Why You May Be More Prone to Cavities

Why You May Be More Prone to Cavities

Having cavities doesn’t always mean you have poor dental hygiene or you don’t regularly brush or floss. In fact, dentist Page Caufield, Ph.D., who studies tooth decay at the University of Michigan Dental School, states “brushing and flossing is not going to prevent cavities. The brushing and flossing mantra has been used for a long, long time, but if you look at controlled clinical studies, very few show a reduction in cavities.”
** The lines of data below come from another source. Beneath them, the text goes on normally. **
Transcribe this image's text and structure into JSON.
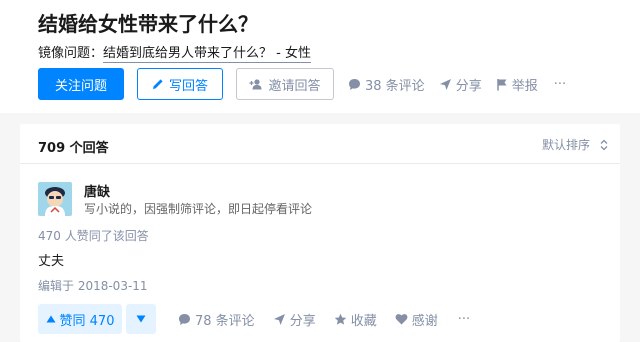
{
  "question": {
    "title": "结婚给女性带来了什么？",
    "mirror_prefix": "镜像问题：",
    "mirror_link": "结婚到底给男人带来了什么？ - 女性"
  },
  "actions": {
    "follow": "关注问题",
    "write": "写回答",
    "invite": "邀请回答",
    "comments": "38 条评论",
    "share": "分享",
    "report": "举报",
    "more": "···"
  },
  "answers": {
    "count": "709 个回答",
    "sort": "默认排序"
  },
  "answer": {
    "author": "唐缺",
    "bio": "写小说的，因强制筛评论，即日起停看评论",
    "votes_text": "470 人赞同了该回答",
    "content": "丈夫",
    "edited": "编辑于 2018-03-11",
    "upvote": "赞同 470",
    "comments": "78 条评论",
    "share": "分享",
    "collect": "收藏",
    "thanks": "感谢",
    "more": "···"
  },
  "colors": {
    "brand": "#0084ff",
    "muted": "#8590a6",
    "vote_bg": "#e5f2ff"
  },
  "icons": [
    "pencil-icon",
    "invite-icon",
    "comment-icon",
    "share-icon",
    "flag-icon",
    "sort-icon",
    "upvote-icon",
    "downvote-icon",
    "star-icon",
    "heart-icon"
  ]
}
Unfortunately, certain populations are proven to be more cavity-prone. The CDC released a report stating cavities are more prone for African-Americans, 46 percent of the population having cavities, and Hispanics, with 36 percent of the population having at least one cavity. “A new study found that a small percentage of African-Americans are missing a variant form of salivary protein that wards off cavity-causing bacteria,” David Silverstrom, DDS, at the Silverstrom Group, told Yahoo Health in a recent interview.

How can you then avoid getting cavities? One of the leading causes of cavities is sugar. Exemplary dental care always encourages dental health, but eliminating or reducing the sugar content in your diet, particularly for individuals more prone to cavities, will decrease your likelihood of a cavity occurring.

Additional risk factors for an increased probability of cavities include:

  • A buildup of oral bacteria and plaque
  • Dry mouth
  • Tooth shape
  • Gum recession
  • Gastro-esophageal reflux disease

Cavities are caused when bacteria from the fermenting process of sugar that naturally occurs in your mouth finds its way into an existing hole or fissure in a tooth. Some people tend to have deep crevices in the surface of our teeth which creates the perfect location for the bacteria to rest and grow. Regularly visiting the dentist can help ensure all the bacteria and resting food particles are cleared from your teeth’s natural crevices and holes.

If you are experiencing tooth pain, need a dental cleaning or know you need a cavity filled, call Eddie Orobitg, DMD to schedule an appointment at 352.787.5919. We’re redefining the dental experience!